Component data from apps and pages
★ ★ ★

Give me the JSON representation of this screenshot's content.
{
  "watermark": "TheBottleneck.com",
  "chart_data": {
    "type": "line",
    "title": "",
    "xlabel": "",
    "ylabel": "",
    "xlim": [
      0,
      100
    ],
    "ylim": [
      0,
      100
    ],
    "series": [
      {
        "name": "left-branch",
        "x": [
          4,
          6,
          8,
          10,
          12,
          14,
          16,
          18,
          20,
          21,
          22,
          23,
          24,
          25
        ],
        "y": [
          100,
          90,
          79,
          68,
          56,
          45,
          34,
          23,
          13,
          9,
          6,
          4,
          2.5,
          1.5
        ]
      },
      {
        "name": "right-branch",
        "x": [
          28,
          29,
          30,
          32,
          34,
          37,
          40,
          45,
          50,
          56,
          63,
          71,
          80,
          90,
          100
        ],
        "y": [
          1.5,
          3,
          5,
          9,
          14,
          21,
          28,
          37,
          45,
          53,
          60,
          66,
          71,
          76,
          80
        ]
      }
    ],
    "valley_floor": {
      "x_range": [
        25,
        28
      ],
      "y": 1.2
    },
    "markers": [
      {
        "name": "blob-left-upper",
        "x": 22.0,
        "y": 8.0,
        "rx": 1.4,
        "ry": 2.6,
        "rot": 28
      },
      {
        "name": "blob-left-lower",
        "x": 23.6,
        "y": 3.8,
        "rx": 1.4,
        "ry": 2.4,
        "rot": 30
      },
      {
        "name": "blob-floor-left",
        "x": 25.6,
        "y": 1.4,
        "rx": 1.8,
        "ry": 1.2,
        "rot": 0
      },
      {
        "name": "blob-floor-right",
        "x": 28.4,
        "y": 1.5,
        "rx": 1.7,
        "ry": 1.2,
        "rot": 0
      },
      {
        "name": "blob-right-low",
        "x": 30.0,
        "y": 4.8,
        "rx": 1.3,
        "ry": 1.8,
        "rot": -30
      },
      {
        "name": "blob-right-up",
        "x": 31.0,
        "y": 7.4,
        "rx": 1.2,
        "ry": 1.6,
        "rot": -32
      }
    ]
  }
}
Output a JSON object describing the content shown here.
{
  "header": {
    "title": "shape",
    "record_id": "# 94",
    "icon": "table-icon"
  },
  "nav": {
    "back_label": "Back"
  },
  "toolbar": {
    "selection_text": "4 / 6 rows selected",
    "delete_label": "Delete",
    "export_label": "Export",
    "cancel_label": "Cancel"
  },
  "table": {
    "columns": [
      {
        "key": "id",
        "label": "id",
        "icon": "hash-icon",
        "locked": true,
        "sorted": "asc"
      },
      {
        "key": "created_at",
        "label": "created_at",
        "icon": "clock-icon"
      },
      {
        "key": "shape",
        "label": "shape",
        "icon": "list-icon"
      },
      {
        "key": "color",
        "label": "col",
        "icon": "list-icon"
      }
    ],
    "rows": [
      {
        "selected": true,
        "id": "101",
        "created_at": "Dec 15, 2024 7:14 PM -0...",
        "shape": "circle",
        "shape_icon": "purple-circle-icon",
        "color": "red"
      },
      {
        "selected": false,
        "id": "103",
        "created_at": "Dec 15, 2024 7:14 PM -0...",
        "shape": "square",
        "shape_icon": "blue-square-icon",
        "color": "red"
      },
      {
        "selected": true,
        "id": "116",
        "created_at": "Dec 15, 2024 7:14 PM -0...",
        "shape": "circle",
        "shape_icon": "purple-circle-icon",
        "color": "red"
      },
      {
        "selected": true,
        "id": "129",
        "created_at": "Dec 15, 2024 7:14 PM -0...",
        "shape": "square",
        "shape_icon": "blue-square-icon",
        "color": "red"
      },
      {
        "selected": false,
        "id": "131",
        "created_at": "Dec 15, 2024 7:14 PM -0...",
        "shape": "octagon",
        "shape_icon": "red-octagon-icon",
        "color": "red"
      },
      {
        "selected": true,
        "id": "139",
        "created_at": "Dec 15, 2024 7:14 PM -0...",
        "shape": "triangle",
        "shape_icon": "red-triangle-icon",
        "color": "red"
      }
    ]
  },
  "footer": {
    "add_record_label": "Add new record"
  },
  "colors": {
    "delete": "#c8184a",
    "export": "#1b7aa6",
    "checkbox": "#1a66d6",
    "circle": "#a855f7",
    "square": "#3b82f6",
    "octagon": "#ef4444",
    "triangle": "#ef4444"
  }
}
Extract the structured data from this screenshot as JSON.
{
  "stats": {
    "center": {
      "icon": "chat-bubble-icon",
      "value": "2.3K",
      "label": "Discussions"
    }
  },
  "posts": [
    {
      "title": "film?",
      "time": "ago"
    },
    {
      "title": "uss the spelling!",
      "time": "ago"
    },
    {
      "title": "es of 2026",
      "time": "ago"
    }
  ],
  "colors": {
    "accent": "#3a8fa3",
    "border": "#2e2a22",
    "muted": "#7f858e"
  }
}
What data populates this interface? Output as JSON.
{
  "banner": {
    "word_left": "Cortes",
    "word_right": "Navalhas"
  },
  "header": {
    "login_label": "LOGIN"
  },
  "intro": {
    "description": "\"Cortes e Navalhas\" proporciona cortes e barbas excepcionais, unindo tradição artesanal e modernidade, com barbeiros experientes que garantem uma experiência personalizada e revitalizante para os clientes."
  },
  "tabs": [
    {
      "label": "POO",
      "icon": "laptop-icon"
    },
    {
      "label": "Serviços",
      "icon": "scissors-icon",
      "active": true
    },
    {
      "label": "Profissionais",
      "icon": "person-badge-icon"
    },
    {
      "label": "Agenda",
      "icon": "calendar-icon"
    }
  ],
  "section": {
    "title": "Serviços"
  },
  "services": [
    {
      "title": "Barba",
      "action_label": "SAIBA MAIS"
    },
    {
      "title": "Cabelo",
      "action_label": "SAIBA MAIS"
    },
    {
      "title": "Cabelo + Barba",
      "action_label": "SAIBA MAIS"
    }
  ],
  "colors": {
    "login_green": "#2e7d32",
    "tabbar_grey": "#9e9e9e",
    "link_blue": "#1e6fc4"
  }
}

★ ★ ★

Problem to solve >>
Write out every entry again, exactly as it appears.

Response for this exercise >>
Give me the JSON representation of this screenshot's content.
{
  "watermark": "TheBottleneck.com",
  "chart_data": {
    "type": "line",
    "title": "",
    "xlabel": "",
    "ylabel": "",
    "xlim": [
      0,
      100
    ],
    "ylim": [
      0,
      100
    ],
    "series": [
      {
        "name": "left-branch",
        "x": [
          4,
          6,
          8,
          10,
          12,
          14,
          16,
          18,
          20,
          21,
          22,
          23,
          24,
          25
        ],
        "y": [
          100,
          90,
          79,
          68,
          56,
          45,
          34,
          23,
          13,
          9,
          6,
          4,
          2.5,
          1.5
        ]
      },
      {
        "name": "right-branch",
        "x": [
          28,
          29,
          30,
          32,
          34,
          37,
          40,
          45,
          50,
          56,
          63,
          71,
          80,
          90,
          100
        ],
        "y": [
          1.5,
          3,
          5,
          9,
          14,
          21,
          28,
          37,
          45,
          53,
          60,
          66,
          71,
          76,
          80
        ]
      }
    ],
    "valley_floor": {
      "x_range": [
        25,
        28
      ],
      "y": 1.2
    },
    "markers": [
      {
        "name": "blob-left-upper",
        "x": 22.0,
        "y": 8.0,
        "rx": 1.4,
        "ry": 2.6,
        "rot": 28
      },
      {
        "name": "blob-left-lower",
        "x": 23.6,
        "y": 3.8,
        "rx": 1.4,
        "ry": 2.4,
        "rot": 30
      },
      {
        "name": "blob-floor-left",
        "x": 25.6,
        "y": 1.4,
        "rx": 1.8,
        "ry": 1.2,
        "rot": 0
      },
      {
        "name": "blob-floor-right",
        "x": 28.4,
        "y": 1.5,
        "rx": 1.7,
        "ry": 1.2,
        "rot": 0
      },
      {
        "name": "blob-right-low",
        "x": 30.0,
        "y": 4.8,
        "rx": 1.3,
        "ry": 1.8,
        "rot": -30
      },
      {
        "name": "blob-right-up",
        "x": 31.0,
        "y": 7.4,
        "rx": 1.2,
        "ry": 1.6,
        "rot": -32
      }
    ]
  }
}
Output a JSON object describing the content shown here.
{
  "header": {
    "title": "shape",
    "record_id": "# 94",
    "icon": "table-icon"
  },
  "nav": {
    "back_label": "Back"
  },
  "toolbar": {
    "selection_text": "4 / 6 rows selected",
    "delete_label": "Delete",
    "export_label": "Export",
    "cancel_label": "Cancel"
  },
  "table": {
    "columns": [
      {
        "key": "id",
        "label": "id",
        "icon": "hash-icon",
        "locked": true,
        "sorted": "asc"
      },
      {
        "key": "created_at",
        "label": "created_at",
        "icon": "clock-icon"
      },
      {
        "key": "shape",
        "label": "shape",
        "icon": "list-icon"
      },
      {
        "key": "color",
        "label": "col",
        "icon": "list-icon"
      }
    ],
    "rows": [
      {
        "selected": true,
        "id": "101",
        "created_at": "Dec 15, 2024 7:14 PM -0...",
        "shape": "circle",
        "shape_icon": "purple-circle-icon",
        "color": "red"
      },
      {
        "selected": false,
        "id": "103",
        "created_at": "Dec 15, 2024 7:14 PM -0...",
        "shape": "square",
        "shape_icon": "blue-square-icon",
        "color": "red"
      },
      {
        "selected": true,
        "id": "116",
        "created_at": "Dec 15, 2024 7:14 PM -0...",
        "shape": "circle",
        "shape_icon": "purple-circle-icon",
        "color": "red"
      },
      {
        "selected": true,
        "id": "129",
        "created_at": "Dec 15, 2024 7:14 PM -0...",
        "shape": "square",
        "shape_icon": "blue-square-icon",
        "color": "red"
      },
      {
        "selected": false,
        "id": "131",
        "created_at": "Dec 15, 2024 7:14 PM -0...",
        "shape": "octagon",
        "shape_icon": "red-octagon-icon",
        "color": "red"
      },
      {
        "selected": true,
        "id": "139",
        "created_at": "Dec 15, 2024 7:14 PM -0...",
        "shape": "triangle",
        "shape_icon": "red-triangle-icon",
        "color": "red"
      }
    ]
  },
  "footer": {
    "add_record_label": "Add new record"
  },
  "colors": {
    "delete": "#c8184a",
    "export": "#1b7aa6",
    "checkbox": "#1a66d6",
    "circle": "#a855f7",
    "square": "#3b82f6",
    "octagon": "#ef4444",
    "triangle": "#ef4444"
  }
}
Extract the structured data from this screenshot as JSON.
{
  "stats": {
    "center": {
      "icon": "chat-bubble-icon",
      "value": "2.3K",
      "label": "Discussions"
    }
  },
  "posts": [
    {
      "title": "film?",
      "time": "ago"
    },
    {
      "title": "uss the spelling!",
      "time": "ago"
    },
    {
      "title": "es of 2026",
      "time": "ago"
    }
  ],
  "colors": {
    "accent": "#3a8fa3",
    "border": "#2e2a22",
    "muted": "#7f858e"
  }
}
What data populates this interface? Output as JSON.
{
  "banner": {
    "word_left": "Cortes",
    "word_right": "Navalhas"
  },
  "header": {
    "login_label": "LOGIN"
  },
  "intro": {
    "description": "\"Cortes e Navalhas\" proporciona cortes e barbas excepcionais, unindo tradição artesanal e modernidade, com barbeiros experientes que garantem uma experiência personalizada e revitalizante para os clientes."
  },
  "tabs": [
    {
      "label": "POO",
      "icon": "laptop-icon"
    },
    {
      "label": "Serviços",
      "icon": "scissors-icon",
      "active": true
    },
    {
      "label": "Profissionais",
      "icon": "person-badge-icon"
    },
    {
      "label": "Agenda",
      "icon": "calendar-icon"
    }
  ],
  "section": {
    "title": "Serviços"
  },
  "services": [
    {
      "title": "Barba",
      "action_label": "SAIBA MAIS"
    },
    {
      "title": "Cabelo",
      "action_label": "SAIBA MAIS"
    },
    {
      "title": "Cabelo + Barba",
      "action_label": "SAIBA MAIS"
    }
  ],
  "colors": {
    "login_green": "#2e7d32",
    "tabbar_grey": "#9e9e9e",
    "link_blue": "#1e6fc4"
  }
}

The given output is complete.